TASK PROMPT
Filter the listing below, copying every line in which the word "JSON" appears.

EXTRACTED INFORMATION
Content starts
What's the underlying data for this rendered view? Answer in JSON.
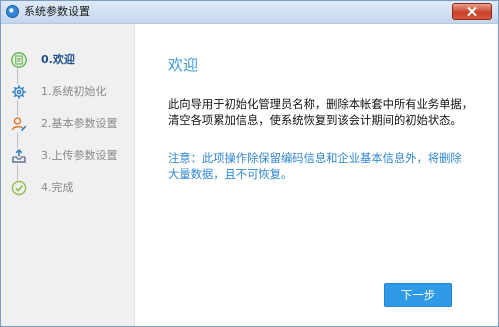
{
  "window": {
    "title": "系统参数设置",
    "icon": "app-icon",
    "close_icon": "close-icon"
  },
  "sidebar": {
    "steps": [
      {
        "label": "0.欢迎",
        "icon": "document-icon",
        "active": true
      },
      {
        "label": "1.系统初始化",
        "icon": "gear-icon",
        "active": false
      },
      {
        "label": "2.基本参数设置",
        "icon": "user-edit-icon",
        "active": false
      },
      {
        "label": "3.上传参数设置",
        "icon": "upload-tray-icon",
        "active": false
      },
      {
        "label": "4.完成",
        "icon": "check-circle-icon",
        "active": false
      }
    ]
  },
  "main": {
    "title": "欢迎",
    "description": "此向导用于初始化管理员名称，删除本帐套中所有业务单据，清空各项累加信息，使系统恢复到该会计期间的初始状态。",
    "note": "注意：此项操作除保留编码信息和企业基本信息外，将删除大量数据，且不可恢复。"
  },
  "footer": {
    "next_label": "下一步"
  },
  "colors": {
    "accent": "#2f9ae8",
    "title_blue": "#3b9be0",
    "note_blue": "#2f86d6",
    "active_step": "#1f4f8f",
    "inactive_step": "#8a8a8a",
    "sidebar_bg": "#f0f0f0",
    "close_red": "#c8412a"
  }
}
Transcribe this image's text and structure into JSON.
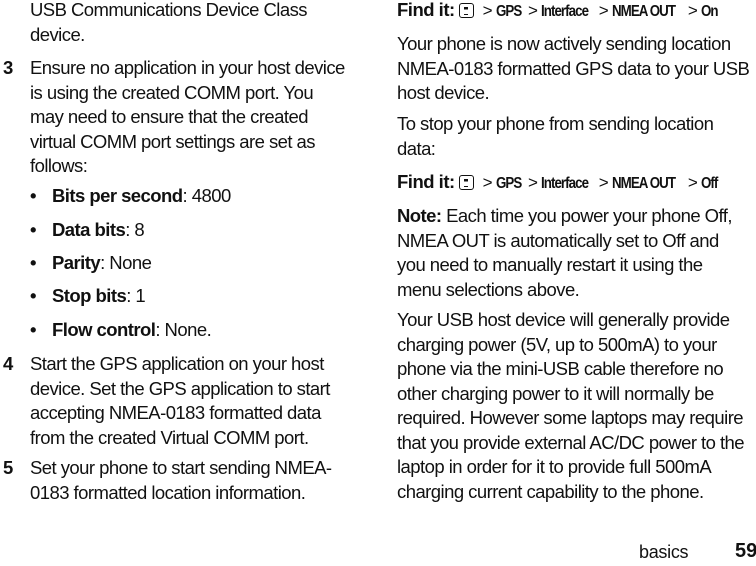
{
  "left_column": {
    "intro_lines": [
      "USB Communications Device Class",
      "device."
    ],
    "steps": [
      {
        "number": "3",
        "lines": [
          "Ensure no application in your host device",
          "is using the created COMM port.  You",
          "may need to ensure that the created",
          "virtual COMM port settings are set as",
          "follows:"
        ]
      },
      {
        "number": "4",
        "lines": [
          "Start the GPS application on your host",
          "device.  Set the GPS application to start",
          "accepting NMEA-0183 formatted data",
          "from the created Virtual COMM port."
        ]
      },
      {
        "number": "5",
        "lines": [
          "Set your phone to start sending NMEA-",
          "0183 formatted location information."
        ]
      }
    ],
    "bullet_char": "•",
    "settings": [
      {
        "name": "Bits per second",
        "value": ": 4800"
      },
      {
        "name": "Data bits",
        "value": ": 8"
      },
      {
        "name": "Parity",
        "value": ": None"
      },
      {
        "name": "Stop bits",
        "value": ": 1"
      },
      {
        "name": "Flow control",
        "value": ": None."
      }
    ]
  },
  "right_column": {
    "find_it_on": {
      "label": "Find it:",
      "icon": "menu-key-icon",
      "separator": ">",
      "path": [
        "GPS",
        "Interface",
        "NMEA OUT",
        "On"
      ]
    },
    "sending_lines": [
      "Your phone is now actively sending location",
      "NMEA-0183 formatted GPS data to your USB",
      "host device."
    ],
    "stop_lines": [
      "To stop your phone from sending location",
      "data:"
    ],
    "find_it_off": {
      "label": "Find it:",
      "icon": "menu-key-icon",
      "separator": ">",
      "path": [
        "GPS",
        "Interface",
        "NMEA OUT",
        "Off"
      ]
    },
    "note": {
      "label": "Note:",
      "lines": [
        " Each time you power your phone Off,",
        "NMEA OUT is automatically set to Off and",
        "you need to manually restart it using the",
        "menu selections above."
      ]
    },
    "charging_lines": [
      "Your USB host device will generally provide",
      "charging power (5V, up to 500mA) to your",
      "phone via the mini-USB cable therefore no",
      "other charging power to it will normally be",
      "required. However some laptops may require",
      "that you provide external AC/DC power to the",
      "laptop in order for it to provide full 500mA",
      "charging current capability to the phone."
    ]
  },
  "footer": {
    "section": "basics",
    "page_number": "59"
  }
}
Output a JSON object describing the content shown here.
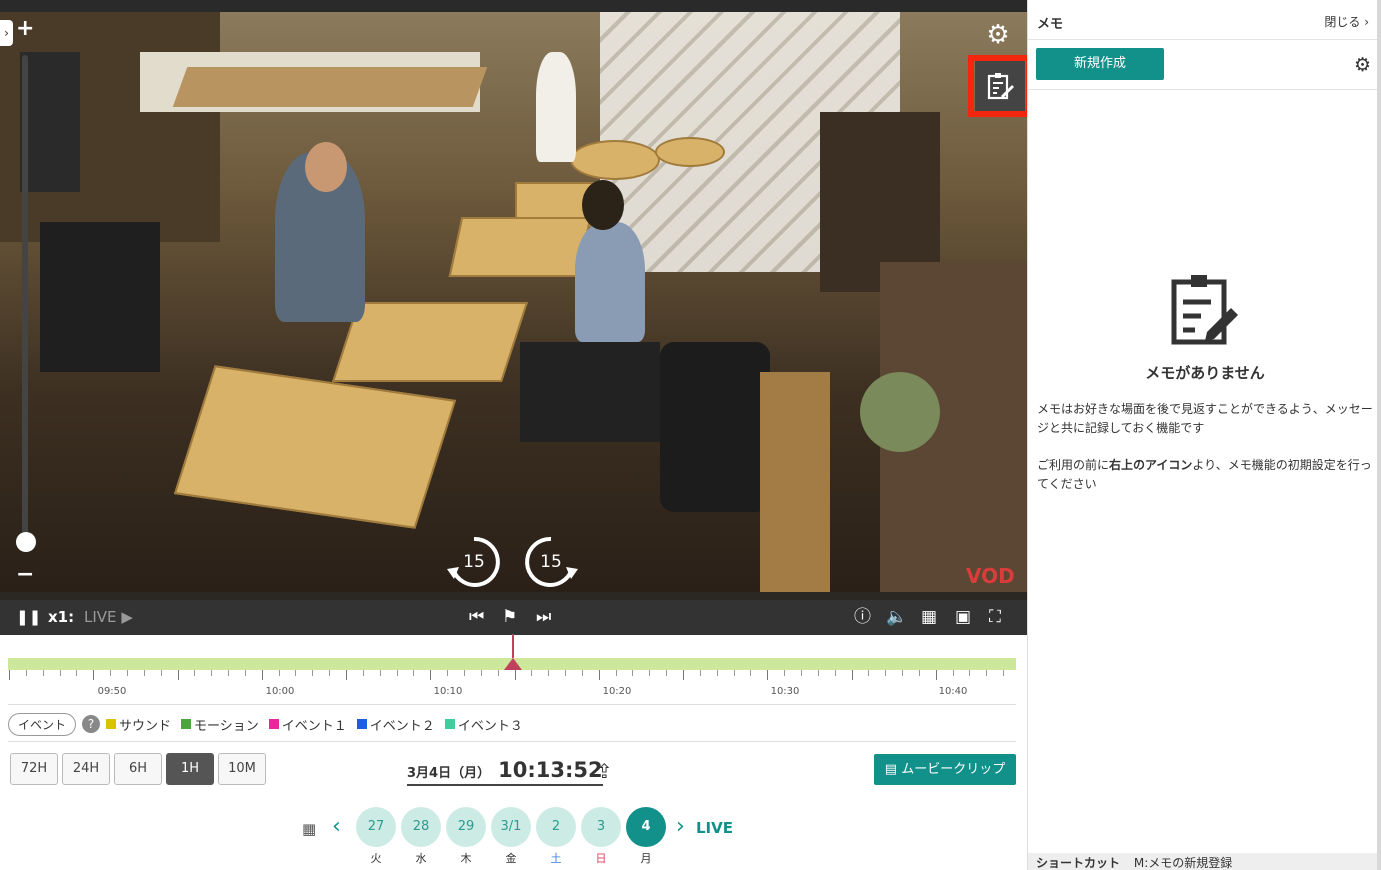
{
  "video": {
    "zoom_in": "+",
    "zoom_out": "−",
    "skip_back": "15",
    "skip_forward": "15",
    "watermark": "VOD"
  },
  "controls": {
    "speed": "x1:",
    "live_label": "LIVE"
  },
  "timeline": {
    "labels": [
      "09:50",
      "10:00",
      "10:10",
      "10:20",
      "10:30",
      "10:40"
    ]
  },
  "legend": {
    "button": "イベント",
    "help": "?",
    "items": [
      {
        "label": "サウンド",
        "color": "#d8c400"
      },
      {
        "label": "モーション",
        "color": "#4aa63c"
      },
      {
        "label": "イベント１",
        "color": "#e8289a"
      },
      {
        "label": "イベント２",
        "color": "#1a5fe0"
      },
      {
        "label": "イベント３",
        "color": "#3fcf9e"
      }
    ]
  },
  "ranges": [
    {
      "label": "72H",
      "active": false
    },
    {
      "label": "24H",
      "active": false
    },
    {
      "label": "6H",
      "active": false
    },
    {
      "label": "1H",
      "active": true
    },
    {
      "label": "10M",
      "active": false
    }
  ],
  "datetime": {
    "date": "3月4日（月）",
    "time": "10:13:52"
  },
  "clip_button": "ムービークリップ",
  "days": [
    {
      "num": "27",
      "dow": "火",
      "type": "",
      "selected": false
    },
    {
      "num": "28",
      "dow": "水",
      "type": "",
      "selected": false
    },
    {
      "num": "29",
      "dow": "木",
      "type": "",
      "selected": false
    },
    {
      "num": "3/1",
      "dow": "金",
      "type": "",
      "selected": false
    },
    {
      "num": "2",
      "dow": "土",
      "type": "sat",
      "selected": false
    },
    {
      "num": "3",
      "dow": "日",
      "type": "sun",
      "selected": false
    },
    {
      "num": "4",
      "dow": "月",
      "type": "",
      "selected": true
    }
  ],
  "day_nav": {
    "live": "LIVE"
  },
  "memo": {
    "title": "メモ",
    "close": "閉じる",
    "new_button": "新規作成",
    "empty_title": "メモがありません",
    "empty_desc": "メモはお好きな場面を後で見返すことができるよう、メッセージと共に記録しておく機能です",
    "note_prefix": "ご利用の前に",
    "note_bold": "右上のアイコン",
    "note_suffix": "より、メモ機能の初期設定を行ってください",
    "shortcut_label": "ショートカット",
    "shortcut_value": "M:メモの新規登録"
  },
  "colors": {
    "accent": "#12918a",
    "highlight": "#f5260f",
    "timeline_fill": "#cde89b",
    "playhead": "#c0415d"
  }
}
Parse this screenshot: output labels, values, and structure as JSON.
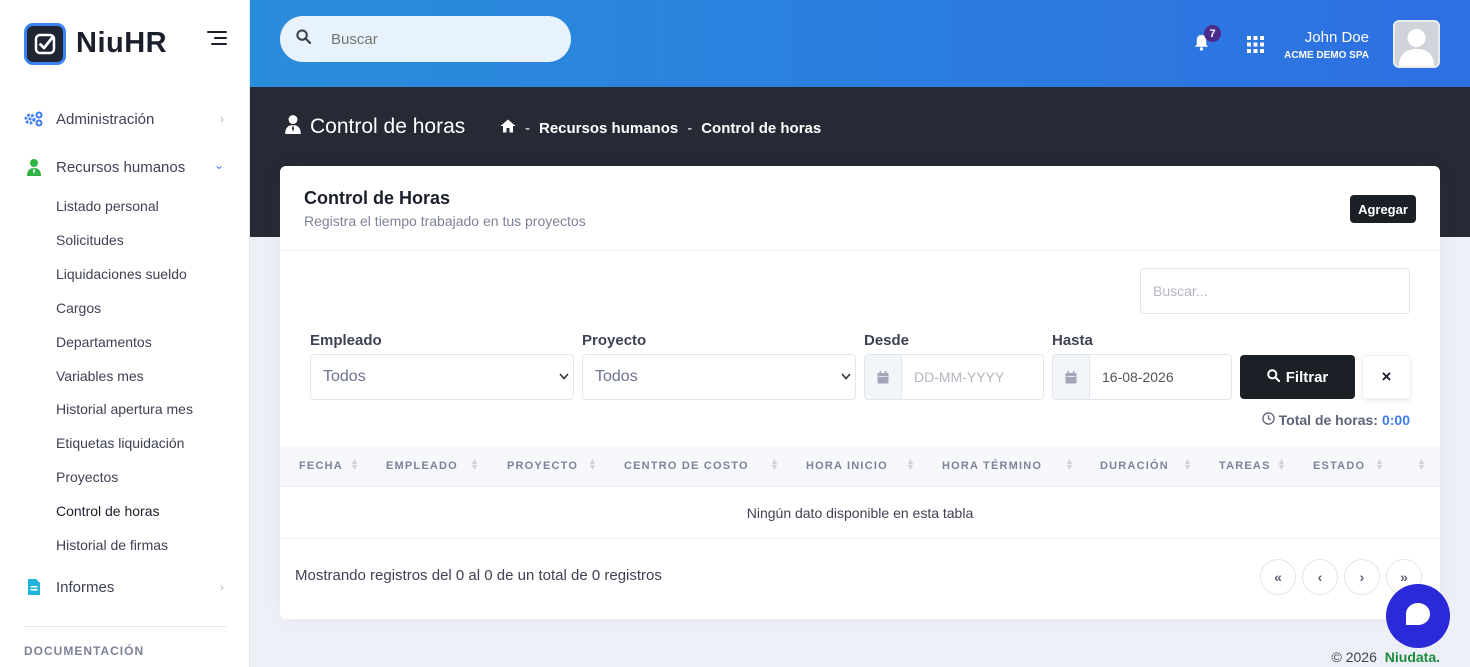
{
  "brand": {
    "name": "NiuHR"
  },
  "sidebar": {
    "items": [
      {
        "label": "Administración"
      },
      {
        "label": "Recursos humanos"
      },
      {
        "label": "Informes"
      }
    ],
    "submenu": [
      {
        "label": "Listado personal"
      },
      {
        "label": "Solicitudes"
      },
      {
        "label": "Liquidaciones sueldo"
      },
      {
        "label": "Cargos"
      },
      {
        "label": "Departamentos"
      },
      {
        "label": "Variables mes"
      },
      {
        "label": "Historial apertura mes"
      },
      {
        "label": "Etiquetas liquidación"
      },
      {
        "label": "Proyectos"
      },
      {
        "label": "Control de horas"
      },
      {
        "label": "Historial de firmas"
      }
    ],
    "section_title": "DOCUMENTACIÓN"
  },
  "header": {
    "search_placeholder": "Buscar",
    "notifications_count": "7",
    "user_name": "John Doe",
    "user_company": "ACME DEMO SPA"
  },
  "subheader": {
    "title": "Control de horas",
    "breadcrumb": [
      "Recursos humanos",
      "Control de horas"
    ],
    "breadcrumb_sep": "-"
  },
  "card": {
    "title": "Control de Horas",
    "subtitle": "Registra el tiempo trabajado en tus proyectos",
    "add_label": "Agregar",
    "table_search_placeholder": "Buscar...",
    "filters": {
      "empleado_label": "Empleado",
      "empleado_value": "Todos",
      "proyecto_label": "Proyecto",
      "proyecto_value": "Todos",
      "desde_label": "Desde",
      "desde_placeholder": "DD-MM-YYYY",
      "hasta_label": "Hasta",
      "hasta_value": "16-08-2026",
      "filter_label": "Filtrar",
      "clear_label": "×"
    },
    "total_label": "Total de horas:",
    "total_value": "0:00",
    "columns": [
      "FECHA",
      "EMPLEADO",
      "PROYECTO",
      "CENTRO DE COSTO",
      "HORA INICIO",
      "HORA TÉRMINO",
      "DURACIÓN",
      "TAREAS",
      "ESTADO"
    ],
    "empty_text": "Ningún dato disponible en esta tabla",
    "showing_text": "Mostrando registros del 0 al 0 de un total de 0 registros",
    "pagination": [
      "«",
      "‹",
      "›",
      "»"
    ]
  },
  "footer": {
    "year": "© 2026",
    "brand": "Niudata."
  },
  "colors": {
    "accent": "#3f7cf5",
    "topbar": "#2b7fdf",
    "subheader": "#262a35",
    "dark_button": "#1b1f26",
    "chat": "#2a2ad8",
    "footer_brand": "#1b8a3a"
  }
}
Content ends
SOLUTION TO THIS PROBLEM
What's the underlying data for this rendered view? Answer in JSON.
Transcribe this image's text and structure into JSON.
Output a JSON object describing the content shown here.
Parse this screenshot: output labels, values, and structure as JSON.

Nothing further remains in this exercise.